Each line in these records that contains "Nowy" counts once. Give the number only.
++++++++++
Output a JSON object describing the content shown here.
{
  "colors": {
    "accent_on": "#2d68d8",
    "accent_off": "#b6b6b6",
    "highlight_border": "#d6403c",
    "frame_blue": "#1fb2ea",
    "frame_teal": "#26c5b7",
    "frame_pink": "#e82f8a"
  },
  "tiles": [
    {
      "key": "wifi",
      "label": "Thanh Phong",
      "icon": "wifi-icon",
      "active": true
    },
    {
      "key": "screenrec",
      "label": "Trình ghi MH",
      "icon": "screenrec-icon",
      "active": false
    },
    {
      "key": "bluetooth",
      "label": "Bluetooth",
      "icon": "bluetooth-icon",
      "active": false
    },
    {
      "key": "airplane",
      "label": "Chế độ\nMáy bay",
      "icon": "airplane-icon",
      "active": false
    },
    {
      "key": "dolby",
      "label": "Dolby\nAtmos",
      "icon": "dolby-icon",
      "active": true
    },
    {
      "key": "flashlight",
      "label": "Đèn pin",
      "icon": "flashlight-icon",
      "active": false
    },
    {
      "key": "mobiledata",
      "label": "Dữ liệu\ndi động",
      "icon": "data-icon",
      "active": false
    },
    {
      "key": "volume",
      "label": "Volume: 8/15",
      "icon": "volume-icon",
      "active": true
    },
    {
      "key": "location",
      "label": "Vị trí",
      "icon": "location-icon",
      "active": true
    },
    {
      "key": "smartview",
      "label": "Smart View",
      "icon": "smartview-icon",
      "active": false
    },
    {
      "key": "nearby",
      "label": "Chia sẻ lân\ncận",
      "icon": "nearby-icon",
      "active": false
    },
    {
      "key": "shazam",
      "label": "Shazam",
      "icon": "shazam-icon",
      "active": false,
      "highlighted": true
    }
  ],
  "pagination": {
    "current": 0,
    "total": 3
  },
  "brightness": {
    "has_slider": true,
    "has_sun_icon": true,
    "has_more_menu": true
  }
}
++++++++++
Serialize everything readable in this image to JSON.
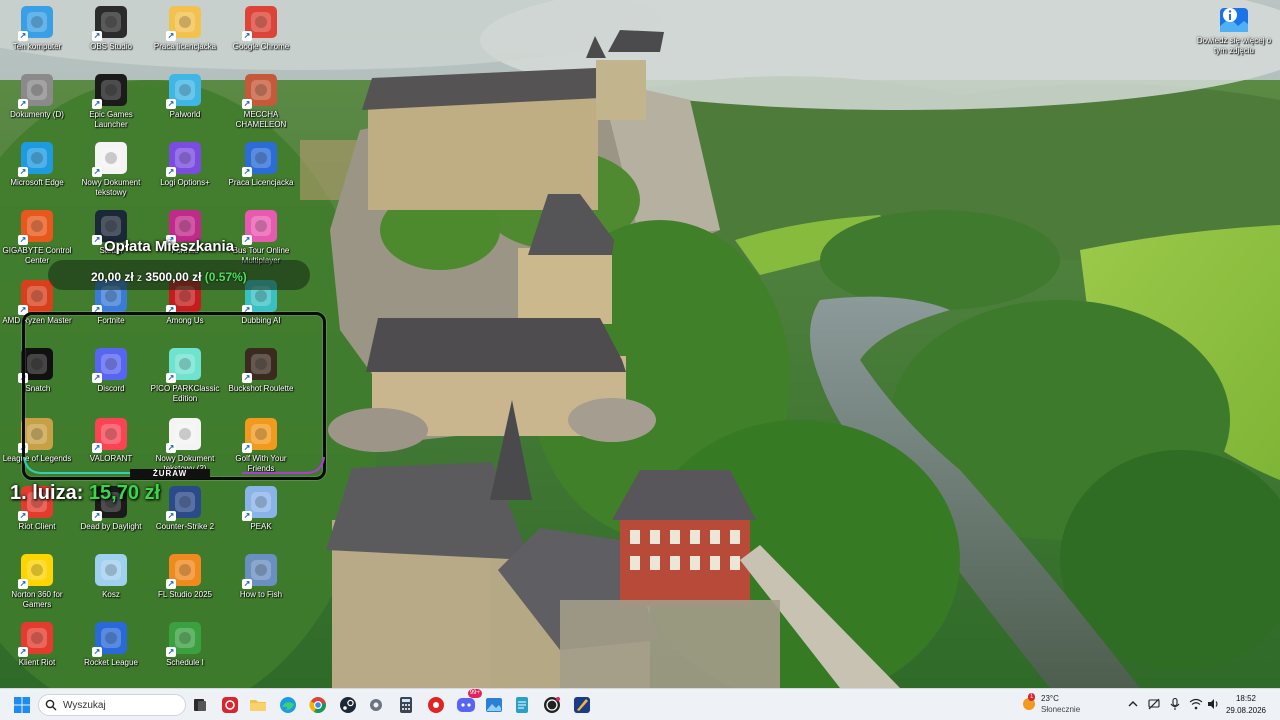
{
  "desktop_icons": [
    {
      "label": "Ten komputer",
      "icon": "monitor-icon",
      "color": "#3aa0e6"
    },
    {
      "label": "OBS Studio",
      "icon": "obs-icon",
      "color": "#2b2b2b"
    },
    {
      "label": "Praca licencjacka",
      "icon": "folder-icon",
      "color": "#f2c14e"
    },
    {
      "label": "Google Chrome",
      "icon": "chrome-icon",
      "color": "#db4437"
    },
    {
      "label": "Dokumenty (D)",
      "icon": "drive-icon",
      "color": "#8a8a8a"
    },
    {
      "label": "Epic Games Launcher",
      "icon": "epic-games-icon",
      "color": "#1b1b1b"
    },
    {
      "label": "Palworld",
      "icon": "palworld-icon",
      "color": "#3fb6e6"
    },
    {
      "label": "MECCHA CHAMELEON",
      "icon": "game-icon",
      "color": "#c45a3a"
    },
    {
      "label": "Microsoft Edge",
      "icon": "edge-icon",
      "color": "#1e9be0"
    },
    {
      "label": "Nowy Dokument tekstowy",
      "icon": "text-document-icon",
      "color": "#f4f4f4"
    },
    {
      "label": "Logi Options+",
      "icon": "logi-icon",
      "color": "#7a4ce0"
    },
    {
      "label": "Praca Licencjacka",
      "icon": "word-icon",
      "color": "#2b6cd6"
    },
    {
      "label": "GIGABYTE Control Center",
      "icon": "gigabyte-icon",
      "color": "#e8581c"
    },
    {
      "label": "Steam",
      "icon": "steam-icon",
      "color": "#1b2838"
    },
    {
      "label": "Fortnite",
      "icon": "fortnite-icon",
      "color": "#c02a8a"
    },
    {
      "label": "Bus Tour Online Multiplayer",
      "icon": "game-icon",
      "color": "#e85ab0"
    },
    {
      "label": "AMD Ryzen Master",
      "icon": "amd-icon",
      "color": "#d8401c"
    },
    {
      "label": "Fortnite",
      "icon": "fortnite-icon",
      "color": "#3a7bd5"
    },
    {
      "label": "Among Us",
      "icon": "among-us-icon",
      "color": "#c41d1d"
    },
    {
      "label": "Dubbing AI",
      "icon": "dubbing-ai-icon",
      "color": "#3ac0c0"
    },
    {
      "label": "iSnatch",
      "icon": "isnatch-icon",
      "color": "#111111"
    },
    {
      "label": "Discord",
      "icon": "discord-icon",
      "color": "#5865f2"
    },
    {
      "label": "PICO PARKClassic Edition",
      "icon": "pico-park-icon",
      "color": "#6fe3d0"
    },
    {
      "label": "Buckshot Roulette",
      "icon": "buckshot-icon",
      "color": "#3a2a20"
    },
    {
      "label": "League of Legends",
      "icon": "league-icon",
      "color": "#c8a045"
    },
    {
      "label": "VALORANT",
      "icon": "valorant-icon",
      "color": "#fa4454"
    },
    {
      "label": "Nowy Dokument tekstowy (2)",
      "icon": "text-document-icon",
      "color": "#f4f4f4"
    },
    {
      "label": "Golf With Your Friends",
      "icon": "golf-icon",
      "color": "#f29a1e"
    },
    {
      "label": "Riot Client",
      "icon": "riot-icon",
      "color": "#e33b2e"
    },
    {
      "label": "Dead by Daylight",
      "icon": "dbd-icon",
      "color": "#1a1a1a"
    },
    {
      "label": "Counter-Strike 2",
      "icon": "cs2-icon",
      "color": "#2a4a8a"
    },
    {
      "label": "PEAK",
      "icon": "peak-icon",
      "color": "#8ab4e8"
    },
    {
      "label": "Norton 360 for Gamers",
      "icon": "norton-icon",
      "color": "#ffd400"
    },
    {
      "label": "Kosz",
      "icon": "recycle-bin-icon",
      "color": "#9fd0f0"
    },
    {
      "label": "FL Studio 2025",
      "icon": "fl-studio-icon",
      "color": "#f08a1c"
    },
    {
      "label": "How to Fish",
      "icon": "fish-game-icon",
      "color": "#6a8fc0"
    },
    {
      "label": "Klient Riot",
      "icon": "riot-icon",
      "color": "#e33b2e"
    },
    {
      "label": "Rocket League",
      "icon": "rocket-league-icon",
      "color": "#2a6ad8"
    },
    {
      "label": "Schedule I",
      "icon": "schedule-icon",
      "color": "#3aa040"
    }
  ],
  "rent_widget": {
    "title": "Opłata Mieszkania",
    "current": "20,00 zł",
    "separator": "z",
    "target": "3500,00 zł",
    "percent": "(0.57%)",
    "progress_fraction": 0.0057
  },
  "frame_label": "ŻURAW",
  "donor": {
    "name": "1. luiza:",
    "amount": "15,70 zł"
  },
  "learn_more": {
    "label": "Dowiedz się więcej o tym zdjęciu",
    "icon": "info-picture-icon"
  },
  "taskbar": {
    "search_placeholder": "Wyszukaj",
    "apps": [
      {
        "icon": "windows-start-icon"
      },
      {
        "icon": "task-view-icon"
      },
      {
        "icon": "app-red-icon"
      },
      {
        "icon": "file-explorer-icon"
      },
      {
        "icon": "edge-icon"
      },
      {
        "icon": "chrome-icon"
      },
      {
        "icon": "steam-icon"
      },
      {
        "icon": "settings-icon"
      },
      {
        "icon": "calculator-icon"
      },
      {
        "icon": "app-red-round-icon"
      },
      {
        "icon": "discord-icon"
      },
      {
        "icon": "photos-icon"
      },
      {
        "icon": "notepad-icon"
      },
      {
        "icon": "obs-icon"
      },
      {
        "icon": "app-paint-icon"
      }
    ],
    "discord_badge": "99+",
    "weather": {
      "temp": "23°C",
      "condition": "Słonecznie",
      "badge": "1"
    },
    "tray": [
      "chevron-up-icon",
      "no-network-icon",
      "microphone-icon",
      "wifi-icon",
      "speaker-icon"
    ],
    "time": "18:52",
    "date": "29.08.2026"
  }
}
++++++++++
Your solution: 2